I have just spent several days hunting down what should have been a trivial problem but, because it was well hidden, it turned into a monster. There was no need for this to happen, there are ways to avoid it.
The actual problem was in a third party EJB. It threw a NullPointerException which it turned into an EJBException and passed to the client application. The first problem is that the source we have for the EJB doesn’t actually match what we run, obviously not open source, but we do have a copy of an older version which is near enough. That is not an intrinsic problem, but it can be if the thing that logs the exception loses the stack trace. I was getting a stack trace okay, it told me there was a null pointer, and it showed down the the point where the exception was logged, not where it happened.
You’ll appreciate, I’m sure, that stepping through the code without up to date source is awkward. My debug environment doesn’t tell me local variable values if I don’t have source, so I couldn’t tell much at all. But, mostly by comparing the broken system with a similar, but working system, I was able to track down a minor difference in the way the database was set up.
It has made me think about throwing exceptions. Usually I just do the obvious and it works, but I notice PMD has been warning me about some of my exception handling and I am going to take more notice of its advice now. If this exception had been better reported I would have been able to find the problem faster.

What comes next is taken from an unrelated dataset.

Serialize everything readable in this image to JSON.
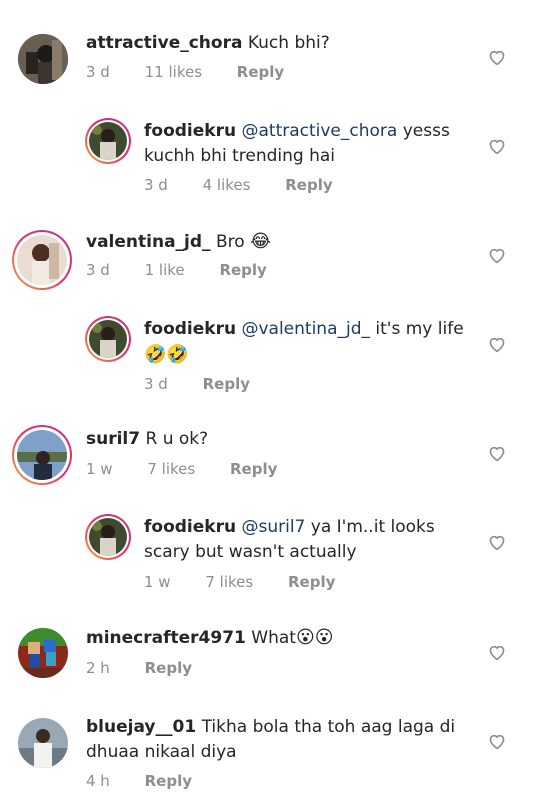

This is really about failing safely, or at least helpfully. You’re probably not going to handle every exception case that can happen, especially when you are fed stuff from external systems like databases and web services. So it is worth making sure the exceptions throw decent stack traces.